After a few months she was promoted and over the course of the year she was promoted twice more, ultimately becoming the general manager of a retail store.
She also began taking English language classes to improve her language skills. To cope with the stress and depression of a pending divorce and custody battle, she participated in bi-weekly therapy sessions. Parenting classes helped to reinforce positive parenting skills.
“Community Lodgings made me a strong woman”, Ama said. “My case manager, Charlyne was like a mother to me.” Ama says that during her stay she learned things her mom did not teach her like how to get organized, how to take care of her household and that she was worthy of a loving and peaceful relationship.
Through therapy, Ama realized that she had fallen into the cycle of abuse. Having grown up in an abusive household, Ama thought abuse was something a wife must tolerate. She had to learn to overcome negative thinking patterns and to believe in herself.
Ama was determined to save as much as she could so that she and her children could have a stable life and a decent place to live. One of the happiest days of her life came when she signed the lease to her new apartment.
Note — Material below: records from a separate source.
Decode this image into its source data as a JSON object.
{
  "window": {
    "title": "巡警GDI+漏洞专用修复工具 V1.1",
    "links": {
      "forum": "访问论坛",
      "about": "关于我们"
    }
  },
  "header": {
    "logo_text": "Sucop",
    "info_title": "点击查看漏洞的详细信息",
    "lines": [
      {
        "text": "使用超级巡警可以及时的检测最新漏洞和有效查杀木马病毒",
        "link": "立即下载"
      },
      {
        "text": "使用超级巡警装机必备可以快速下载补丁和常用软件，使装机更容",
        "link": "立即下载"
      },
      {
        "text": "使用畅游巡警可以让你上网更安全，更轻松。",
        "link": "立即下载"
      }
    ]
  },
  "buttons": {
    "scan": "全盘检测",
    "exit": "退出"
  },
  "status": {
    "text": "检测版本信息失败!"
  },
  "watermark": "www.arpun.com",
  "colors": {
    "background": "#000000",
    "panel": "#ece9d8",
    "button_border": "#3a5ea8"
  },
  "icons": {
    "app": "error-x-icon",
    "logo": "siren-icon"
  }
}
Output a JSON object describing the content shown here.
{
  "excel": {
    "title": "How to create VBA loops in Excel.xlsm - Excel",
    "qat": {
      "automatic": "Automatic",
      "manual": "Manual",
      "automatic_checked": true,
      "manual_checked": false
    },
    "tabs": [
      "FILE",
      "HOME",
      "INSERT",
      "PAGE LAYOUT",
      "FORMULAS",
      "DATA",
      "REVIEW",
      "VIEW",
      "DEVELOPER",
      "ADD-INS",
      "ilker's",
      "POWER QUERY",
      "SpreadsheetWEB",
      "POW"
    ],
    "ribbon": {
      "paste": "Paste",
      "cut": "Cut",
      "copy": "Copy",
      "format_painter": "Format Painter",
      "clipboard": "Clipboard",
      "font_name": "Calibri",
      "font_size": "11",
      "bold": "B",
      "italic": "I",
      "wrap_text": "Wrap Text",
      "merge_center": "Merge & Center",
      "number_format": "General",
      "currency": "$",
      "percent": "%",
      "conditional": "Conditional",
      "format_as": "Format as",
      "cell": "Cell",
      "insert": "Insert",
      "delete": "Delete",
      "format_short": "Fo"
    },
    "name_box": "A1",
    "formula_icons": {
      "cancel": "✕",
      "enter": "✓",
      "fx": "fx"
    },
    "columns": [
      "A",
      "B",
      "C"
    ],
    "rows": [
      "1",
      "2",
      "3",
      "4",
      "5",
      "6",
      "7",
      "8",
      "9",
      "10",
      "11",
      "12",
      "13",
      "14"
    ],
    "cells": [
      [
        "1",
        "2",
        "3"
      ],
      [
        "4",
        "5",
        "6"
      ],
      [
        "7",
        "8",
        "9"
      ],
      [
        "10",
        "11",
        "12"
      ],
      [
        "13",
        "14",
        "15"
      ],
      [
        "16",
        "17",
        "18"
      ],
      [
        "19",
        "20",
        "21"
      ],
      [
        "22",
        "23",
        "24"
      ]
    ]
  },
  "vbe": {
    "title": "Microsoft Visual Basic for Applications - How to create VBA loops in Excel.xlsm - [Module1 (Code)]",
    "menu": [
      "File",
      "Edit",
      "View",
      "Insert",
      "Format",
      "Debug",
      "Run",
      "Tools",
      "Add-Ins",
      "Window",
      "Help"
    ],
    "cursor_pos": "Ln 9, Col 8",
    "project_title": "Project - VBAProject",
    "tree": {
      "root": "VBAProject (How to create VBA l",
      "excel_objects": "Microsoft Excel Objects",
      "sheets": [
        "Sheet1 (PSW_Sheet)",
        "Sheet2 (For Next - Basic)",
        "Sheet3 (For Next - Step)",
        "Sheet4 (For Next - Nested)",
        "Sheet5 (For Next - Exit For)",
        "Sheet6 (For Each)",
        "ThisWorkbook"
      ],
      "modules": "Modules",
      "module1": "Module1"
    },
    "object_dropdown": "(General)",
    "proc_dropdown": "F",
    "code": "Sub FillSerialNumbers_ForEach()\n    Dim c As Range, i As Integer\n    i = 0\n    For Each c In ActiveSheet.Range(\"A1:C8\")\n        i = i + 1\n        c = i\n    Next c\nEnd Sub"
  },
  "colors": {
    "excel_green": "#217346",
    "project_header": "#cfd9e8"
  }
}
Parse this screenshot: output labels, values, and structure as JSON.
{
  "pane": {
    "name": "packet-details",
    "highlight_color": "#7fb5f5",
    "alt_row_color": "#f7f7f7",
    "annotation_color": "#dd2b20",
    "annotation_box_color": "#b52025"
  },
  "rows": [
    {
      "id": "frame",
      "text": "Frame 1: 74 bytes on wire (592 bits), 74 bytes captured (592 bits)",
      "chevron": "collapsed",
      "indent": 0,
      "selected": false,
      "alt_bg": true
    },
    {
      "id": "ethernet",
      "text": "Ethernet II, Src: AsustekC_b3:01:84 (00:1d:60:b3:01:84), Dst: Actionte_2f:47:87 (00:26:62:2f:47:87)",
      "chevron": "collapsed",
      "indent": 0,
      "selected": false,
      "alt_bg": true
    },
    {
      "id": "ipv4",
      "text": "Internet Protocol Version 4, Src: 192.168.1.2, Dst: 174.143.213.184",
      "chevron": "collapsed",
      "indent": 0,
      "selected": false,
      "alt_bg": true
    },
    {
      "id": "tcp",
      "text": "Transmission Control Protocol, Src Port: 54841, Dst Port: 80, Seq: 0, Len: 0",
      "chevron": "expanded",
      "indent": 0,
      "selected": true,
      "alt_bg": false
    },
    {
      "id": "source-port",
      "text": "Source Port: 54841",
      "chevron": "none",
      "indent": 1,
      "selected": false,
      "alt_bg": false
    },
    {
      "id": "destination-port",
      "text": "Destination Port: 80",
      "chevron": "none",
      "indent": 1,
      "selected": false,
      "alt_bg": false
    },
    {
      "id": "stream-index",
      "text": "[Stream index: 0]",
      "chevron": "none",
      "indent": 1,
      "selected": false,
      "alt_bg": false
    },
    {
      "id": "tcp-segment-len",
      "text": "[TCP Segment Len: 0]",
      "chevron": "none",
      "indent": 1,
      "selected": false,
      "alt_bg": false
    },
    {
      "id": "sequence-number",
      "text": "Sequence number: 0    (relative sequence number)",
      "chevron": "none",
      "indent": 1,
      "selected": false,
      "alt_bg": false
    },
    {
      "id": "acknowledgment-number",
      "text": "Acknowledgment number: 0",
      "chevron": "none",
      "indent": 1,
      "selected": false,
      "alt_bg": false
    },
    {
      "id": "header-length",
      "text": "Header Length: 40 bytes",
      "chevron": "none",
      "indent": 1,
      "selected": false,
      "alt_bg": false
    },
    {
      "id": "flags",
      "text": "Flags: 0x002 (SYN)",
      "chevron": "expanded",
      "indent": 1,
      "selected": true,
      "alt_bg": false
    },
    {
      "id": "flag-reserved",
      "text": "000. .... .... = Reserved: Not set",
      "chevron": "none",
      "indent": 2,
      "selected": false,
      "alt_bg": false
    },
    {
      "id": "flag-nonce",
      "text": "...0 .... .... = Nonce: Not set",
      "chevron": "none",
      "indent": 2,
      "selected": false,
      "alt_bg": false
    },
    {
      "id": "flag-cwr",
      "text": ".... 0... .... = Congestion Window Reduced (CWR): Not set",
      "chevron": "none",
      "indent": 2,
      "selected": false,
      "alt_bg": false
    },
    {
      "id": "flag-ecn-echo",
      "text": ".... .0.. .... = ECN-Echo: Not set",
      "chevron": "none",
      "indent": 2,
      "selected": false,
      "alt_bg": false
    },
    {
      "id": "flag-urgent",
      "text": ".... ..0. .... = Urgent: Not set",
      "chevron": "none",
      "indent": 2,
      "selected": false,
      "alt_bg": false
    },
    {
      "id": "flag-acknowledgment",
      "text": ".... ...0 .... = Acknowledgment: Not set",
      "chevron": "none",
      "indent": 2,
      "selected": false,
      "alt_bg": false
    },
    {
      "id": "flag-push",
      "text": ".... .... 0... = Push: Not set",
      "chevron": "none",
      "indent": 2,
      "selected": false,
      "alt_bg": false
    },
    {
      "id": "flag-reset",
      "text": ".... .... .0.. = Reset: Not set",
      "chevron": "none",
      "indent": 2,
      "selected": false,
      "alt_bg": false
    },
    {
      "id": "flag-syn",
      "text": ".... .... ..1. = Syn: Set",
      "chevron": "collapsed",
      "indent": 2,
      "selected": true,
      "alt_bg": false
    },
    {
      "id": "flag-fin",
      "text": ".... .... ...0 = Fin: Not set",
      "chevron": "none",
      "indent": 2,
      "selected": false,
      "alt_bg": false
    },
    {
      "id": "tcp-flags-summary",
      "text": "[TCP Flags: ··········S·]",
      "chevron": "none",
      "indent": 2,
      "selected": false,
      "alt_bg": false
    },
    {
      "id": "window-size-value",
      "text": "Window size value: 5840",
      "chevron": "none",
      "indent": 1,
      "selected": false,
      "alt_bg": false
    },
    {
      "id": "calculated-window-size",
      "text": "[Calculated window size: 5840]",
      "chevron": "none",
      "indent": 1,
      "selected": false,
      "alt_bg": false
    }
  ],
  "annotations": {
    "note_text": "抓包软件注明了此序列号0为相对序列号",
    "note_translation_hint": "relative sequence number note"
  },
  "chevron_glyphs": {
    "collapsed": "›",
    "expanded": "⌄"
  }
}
Today, Ama is enrolled in a nursing program at her local community college. Her child is thriving and she has since remarried. Ama says that the life she has today is far better from the life she had before Community Lodgings.
“Community Lodgings gave me a fresh start and changed everything about my life,” Ama declared.